Since the Ojibwe were one of the more peaceful tribes at the time, they signed many treaties over the years. The first two major treaties were peace treaties signed between them and the rival Sioux tribe in Prairie Du Chien and Fond du Lac. After they became more peaceful with the Sioux, the Americans started to settle more of their land. In order to keep their land, the Ojibwe leaders made treaties with the American government to sell some of their land to loggers in the area. Even after these treaties were signed, the American government still wanted to move the remaining Ojibwe out of Wisconsin. The Ojibwe leaders went and talked with President Taylor to discuss the situation. Taylor did not want to listen to them and sent them away. A couple years after Taylor’s death, the Ojibwe leaders went to Washington to discuss the matter again with President Fillmore. Fillmore was much more eager to comply with the Chiefs and agreed to have another treaty with them. The treaty signed in 1854 ceded the rest of the Ojibwe lands in Minnesota to the United States and in return the Ojibwe obtained reservations of land in northern Wisconsin. The lands they received were as follows: Bad River, Red Cliff, Lac du Flambeau, and Lac Courte Oreilles.

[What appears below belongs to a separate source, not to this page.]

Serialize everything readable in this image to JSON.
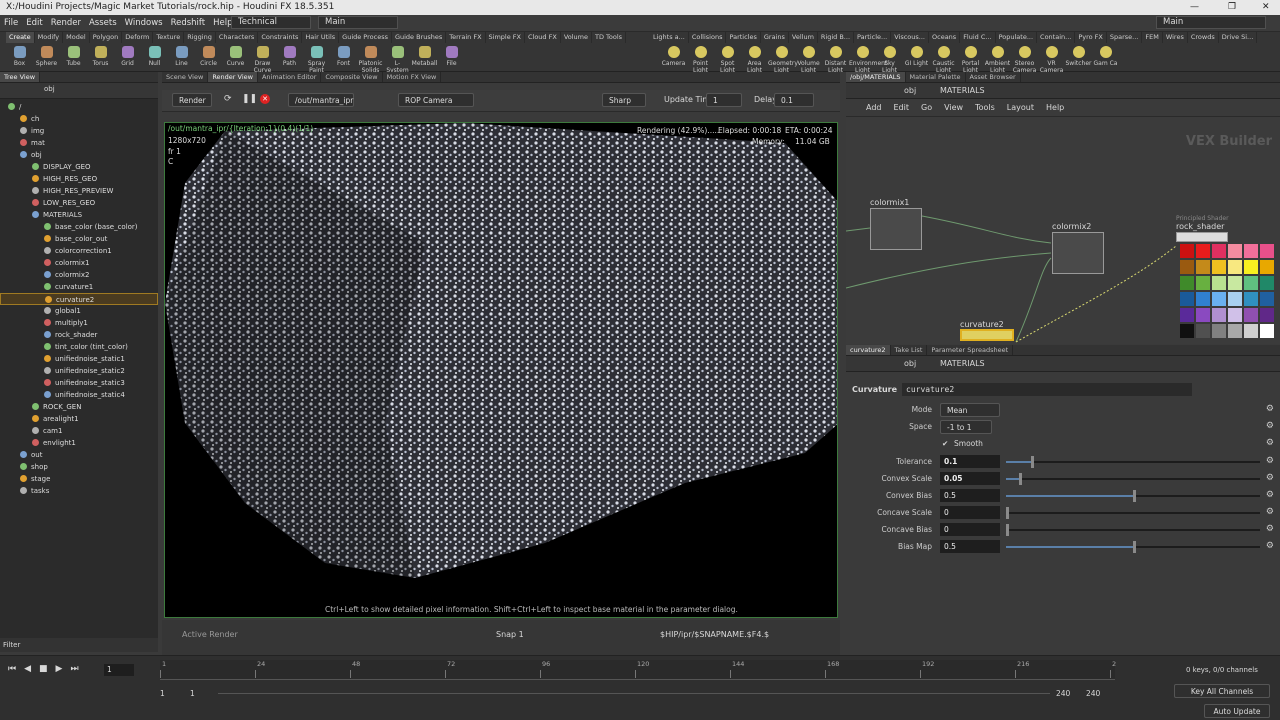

Ojibwe Today[edit | edit source]
The Ojibwe could not support themselves on the land they had received form the treaty and some of the men had begun working for the lumber companies in the area. This lead to even more land loss to the natives because they would sell their land for money because they could not farm it. Things became a lot better once President Theodore Roosevelt took office. He gave both the Ojibwe and other tribes which didn’t get reservations in the treaty of 1854 more land for their reservations. To this day, the Ojibwe still live and thrive on these same lands
 To main site
 Ojibwe History
 Dunn Counties first people
 HIstory of the Ojibwe
 Ojibwe Indians
 Brief history and language description
References[edit | edit source]
- Lynch, Larry, and John M. Russell. Where the Wild Rice Grows: A Sesquicentennial Portrait of Menomonie, 1846-1996. Menomonie, WI: Menomonie Sesquicentennial Commission, 1996. Print
- (Lynch, Larry, and John M. Russell. Where the Wild Rice Grows: A Sesquicentennial Portrait of Menomonie, 1996)
- (William Bartlett, President of the Chippewa Valley Historical Society).
- (William Bartlett, President of the Chippewa Valley Historical Society)
- Indian Country Wisconsin. N.p., n.d. Web. 05 Nov. 2015